I have always had a special relationship with my parents. They have made me the independent person who I am today. Their methods are different, I have rebelled against them a lot, which is why I am independent right now (laughs). But I definitely need their support. At the end of the day, I know if something happens in my life, I can tell my parents. They might yell at me, but they will be there for me; they will fight the world for me. I also have friends who are like my family and would do the same for me. It’s essential for every person to have a sanctum – it can be your parents, friends or spouse.
You are also doing movies in Tamil now and you have a film in Telugu. This also allows actors to break from an image trap if they ever fall into one in a particular industry. Are you conscious about that when you take up roles?
I don’t know about that. But my strategy for every industry is different. I definitely want to do a film where there is a lot of fun, dance and masti. As an actor, I am yet to get an opportunity to do that in Malayalam. If I get such roles in Malayalam, I will definitely do it. In fact, I think we are missing such films with a lot of celebration in Malayalam. Tamil and Telugu give you a lot of opportunities to do a movie like that.
Apart from that, the moment I say I am from the Malayalam film industry, there is a lot of respect because of actors like Fahadh Faasil, who have now taken the industry forward through their films on OTTs and so the younger people are familiar with the films here. It also helps me when I say that I worked with these actors.
You also have Archana 31 Not Out coming up, in which you play the central character.
We are waiting for the theatres to reopen.

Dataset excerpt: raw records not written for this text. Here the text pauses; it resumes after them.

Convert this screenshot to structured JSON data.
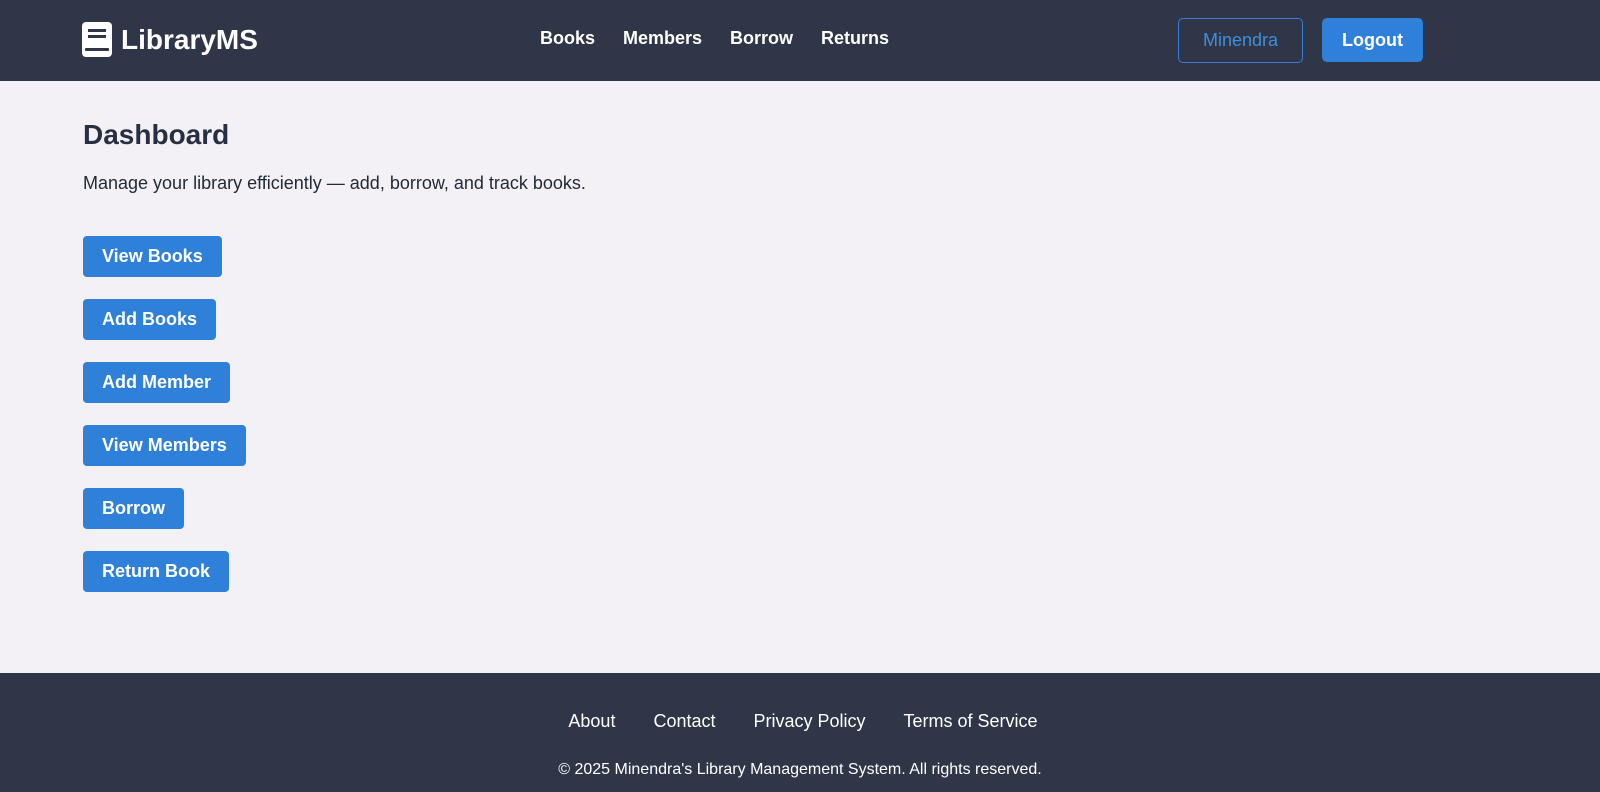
{
  "header": {
    "brand": "LibraryMS",
    "nav": [
      "Books",
      "Members",
      "Borrow",
      "Returns"
    ],
    "user_label": "Minendra",
    "logout_label": "Logout"
  },
  "main": {
    "title": "Dashboard",
    "subtitle": "Manage your library efficiently — add, borrow, and track books.",
    "actions": [
      "View Books",
      "Add Books",
      "Add Member",
      "View Members",
      "Borrow",
      "Return Book"
    ]
  },
  "footer": {
    "links": [
      "About",
      "Contact",
      "Privacy Policy",
      "Terms of Service"
    ],
    "copyright": "© 2025 Minendra's Library Management System. All rights reserved."
  },
  "colors": {
    "navbar_bg": "#2e3647",
    "page_bg": "#f3f0f6",
    "primary": "#2f80d9"
  },
  "icons": {
    "brand": "book-icon"
  }
}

All of us are confident about what we have made and we are hoping the audience also likes it. It’s my first female-centric film.
Is the pressure any different?

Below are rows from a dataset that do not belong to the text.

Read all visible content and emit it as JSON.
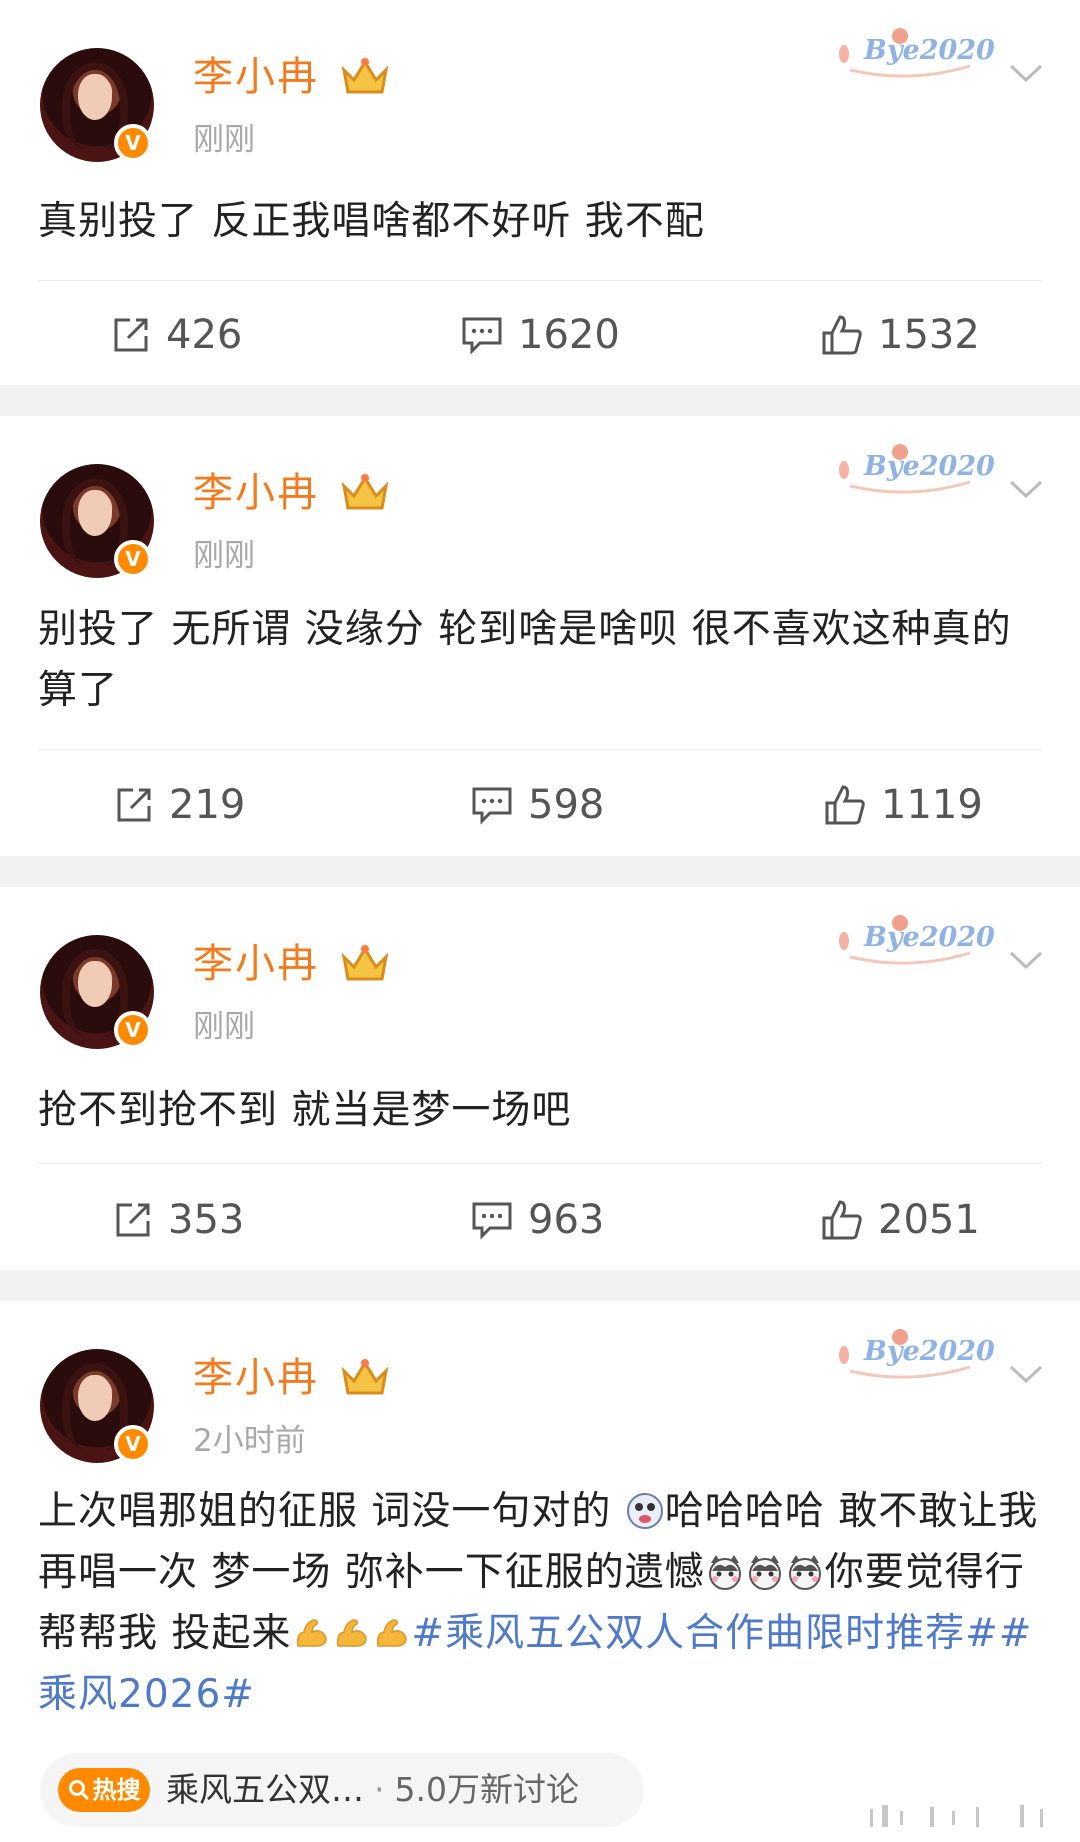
{
  "posts": [
    {
      "author": "李小冉",
      "time": "刚刚",
      "text": "真别投了 反正我唱啥都不好听 我不配",
      "reposts": "426",
      "comments": "1620",
      "likes": "1532"
    },
    {
      "author": "李小冉",
      "time": "刚刚",
      "text": "别投了 无所谓 没缘分 轮到啥是啥呗 很不喜欢这种真的  算了",
      "reposts": "219",
      "comments": "598",
      "likes": "1119"
    },
    {
      "author": "李小冉",
      "time": "刚刚",
      "text": "抢不到抢不到 就当是梦一场吧",
      "reposts": "353",
      "comments": "963",
      "likes": "2051"
    },
    {
      "author": "李小冉",
      "time": "2小时前",
      "text_a": "上次唱那姐的征服 词没一句对的 ",
      "text_b": "哈哈哈哈 敢不敢让我再唱一次 梦一场 弥补一下征服的遗憾",
      "text_c": "你要觉得行 帮帮我 投起来",
      "hashtag_1": "#乘风五公双人合作曲限时推荐#",
      "hashtag_2": "#乘风2026#"
    }
  ],
  "decoration_label": "Bye2020",
  "hot_search": {
    "badge": "热搜",
    "title": "乘风五公双…",
    "separator": "·",
    "count": "5.0万新讨论"
  },
  "colors": {
    "name": "#f37b1d",
    "verified": "#ff8a00",
    "hashtag": "#4f7ac9",
    "time": "#a8a8a8"
  },
  "icons": [
    "repost-icon",
    "comment-icon",
    "like-icon",
    "verified-badge-icon",
    "member-crown-icon",
    "chevron-down-icon",
    "search-icon"
  ]
}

I feel happier, because I have been there from the beginning and I was aware of whatever was happening. We used to discuss everything and my opinions were given a lot more importance. It was a brilliant team to work with. A lot of things change with every film and Archana was a movie that gave me a lot of confidence as an actor. I knew I had to be present 24x7 while it was filmed. There was not even a single scene where I could be like, ‘It’s another person’s scene and I can relax’. That wasn’t the case. It’s not a film that required a lot of acting chops because the story steers the film forward and I just had to be present.

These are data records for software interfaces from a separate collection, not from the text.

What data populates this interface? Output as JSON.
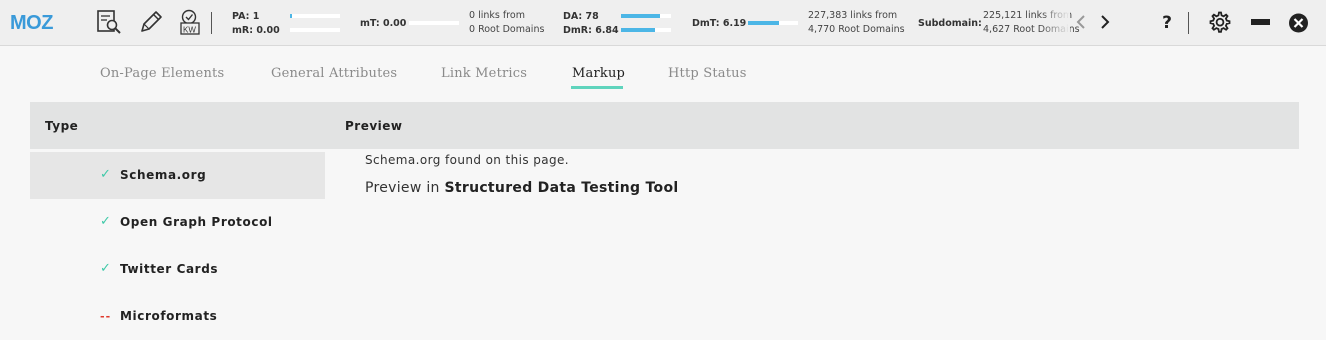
{
  "toolbar": {
    "logo_text": "MOZ",
    "icons": {
      "page_analysis": "page-search-icon",
      "highlight": "pencil-icon",
      "keyword": "kw-checklist-icon"
    },
    "metrics": {
      "pa_label": "PA: 1",
      "mr_label": "mR: 0.00",
      "mt_label": "mT: 0.00",
      "page_links": "0 links from",
      "page_root_domains": "0 Root Domains",
      "da_label": "DA: 78",
      "dmr_label": "DmR: 6.84",
      "dmt_label": "DmT: 6.19",
      "domain_links": "227,383 links from",
      "domain_root_domains": "4,770 Root Domains",
      "subdomain_label": "Subdomain:",
      "subdomain_links": "225,121 links from",
      "subdomain_root_domains": "4,627 Root Domains",
      "pa_fill": 0.01,
      "mr_fill": 0.0,
      "mt_fill": 0.0,
      "da_fill": 0.78,
      "dmr_fill": 0.68,
      "dmt_fill": 0.62
    },
    "right_icons": {
      "help": "?",
      "settings": "gear-icon",
      "collapse": "minimize-bar-icon",
      "close": "close-icon"
    },
    "accent": "#4cb6e6"
  },
  "tabs": [
    {
      "label": "On-Page Elements",
      "active": false
    },
    {
      "label": "General Attributes",
      "active": false
    },
    {
      "label": "Link Metrics",
      "active": false
    },
    {
      "label": "Markup",
      "active": true
    },
    {
      "label": "Http Status",
      "active": false
    }
  ],
  "table": {
    "type_header": "Type",
    "preview_header": "Preview",
    "rows": [
      {
        "mark": "✓",
        "status": "ok",
        "label": "Schema.org",
        "selected": true
      },
      {
        "mark": "✓",
        "status": "ok",
        "label": "Open Graph Protocol",
        "selected": false
      },
      {
        "mark": "✓",
        "status": "ok",
        "label": "Twitter Cards",
        "selected": false
      },
      {
        "mark": "--",
        "status": "missing",
        "label": "Microformats",
        "selected": false
      }
    ]
  },
  "preview": {
    "found_text": "Schema.org found on this page.",
    "prefix": "Preview in",
    "link_text": "Structured Data Testing Tool"
  },
  "colors": {
    "tab_active_underline": "#5fd4bd",
    "check": "#3fc9a8",
    "missing": "#e0392c"
  }
}
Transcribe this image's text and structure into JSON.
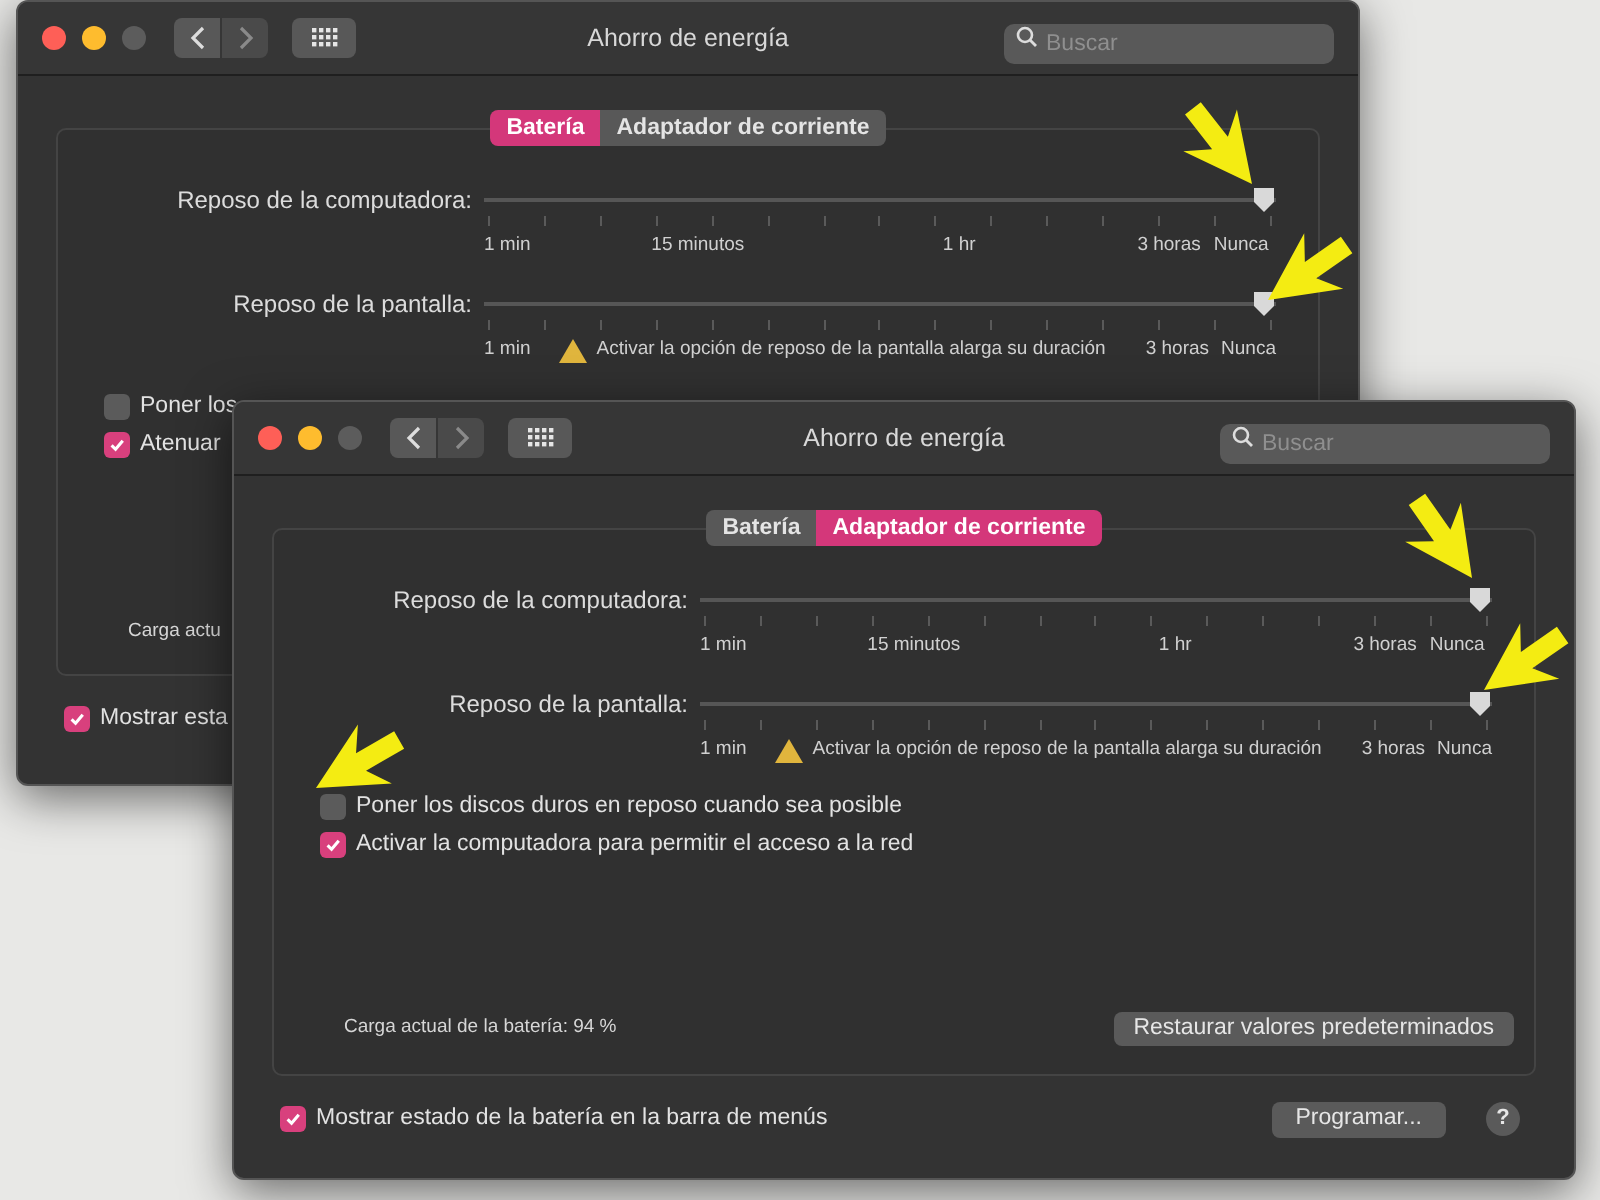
{
  "windows": [
    {
      "title": "Ahorro de energía",
      "search": {
        "placeholder": "Buscar"
      },
      "tabs": [
        {
          "label": "Batería",
          "selected": true
        },
        {
          "label": "Adaptador de corriente",
          "selected": false
        }
      ],
      "sliders": [
        {
          "label": "Reposo de la computadora:",
          "level": 1,
          "tick_labels": [
            "1 min",
            "15 minutos",
            "1 hr",
            "3 horas",
            "Nunca"
          ]
        },
        {
          "label": "Reposo de la pantalla:",
          "level": 1,
          "tick_labels": [
            "1 min",
            "3 horas",
            "Nunca"
          ],
          "note": "Activar la opción de reposo de la pantalla alarga su duración"
        }
      ],
      "options": [
        {
          "label": "Poner los",
          "checked": false
        },
        {
          "label": "Atenuar",
          "checked": true
        }
      ],
      "battery_charge": "Carga actu",
      "menu_bar_option": {
        "label": "Mostrar esta",
        "checked": true
      }
    },
    {
      "title": "Ahorro de energía",
      "search": {
        "placeholder": "Buscar"
      },
      "tabs": [
        {
          "label": "Batería",
          "selected": false
        },
        {
          "label": "Adaptador de corriente",
          "selected": true
        }
      ],
      "sliders": [
        {
          "label": "Reposo de la computadora:",
          "level": 1,
          "tick_labels": [
            "1 min",
            "15 minutos",
            "1 hr",
            "3 horas",
            "Nunca"
          ]
        },
        {
          "label": "Reposo de la pantalla:",
          "level": 1,
          "tick_labels": [
            "1 min",
            "3 horas",
            "Nunca"
          ],
          "note": "Activar la opción de reposo de la pantalla alarga su duración"
        }
      ],
      "options": [
        {
          "label": "Poner los discos duros en reposo cuando sea posible",
          "checked": false
        },
        {
          "label": "Activar la computadora para permitir el acceso a la red",
          "checked": true
        }
      ],
      "battery_charge": "Carga actual de la batería: 94 %",
      "restore_button": "Restaurar valores predeterminados",
      "menu_bar_option": {
        "label": "Mostrar estado de la batería en la barra de menús",
        "checked": true
      },
      "schedule_button": "Programar...",
      "help_button": "?"
    }
  ]
}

Archana 31 Not Out also has you playing a rural character, something that you have only done in Argentina Fans Kattoorkadavu before this. Did that offer a new challenge?
The aspirations of the character were different from my earlier roles. When I play urban characters, their education is a given, their next meal is a given. I haven’t played a character who is worried about money; maybe Maayanadhi’s Appu might come close but then we see her getting successful by the end of the film. The struggles of this character are different. Also, it was brilliant shooting the movie. We shot it in Palakkad, where the people are affectionate. My normal way of doing things was completely different from how I was while we were in Palakkad. I have a lot of cherished memories from that shoot.
You are done with shooting Mani Ratnam’s Ponniyin Selvan. How was the experience, especially because you had been shooting the film for an extended time due to the multiple delays owing to the pandemic?
It was amazing and it’s definitely a dream come true for me. Most often, you don’t get what you wish for, but in my case, I got exactly what I wanted. It’s a big deal for me to be in the film, irrespective of how big or small the role is. Thankfully, I got a big role. The movie is releasing in two parts, and we have completed shooting for both. We began shooting in December 2019 in Thailand and wrapped up the shoot in Pollachi. It was a beautiful experience. I was shooting for another movie and so couldn’t be there on the final day.
The biggest takeaway from me is that however big you have become, whatever films you have worked in, you have to be disciplined. There’s nothing else you have to do than follow the director. That’s what I learnt working with Mani sir.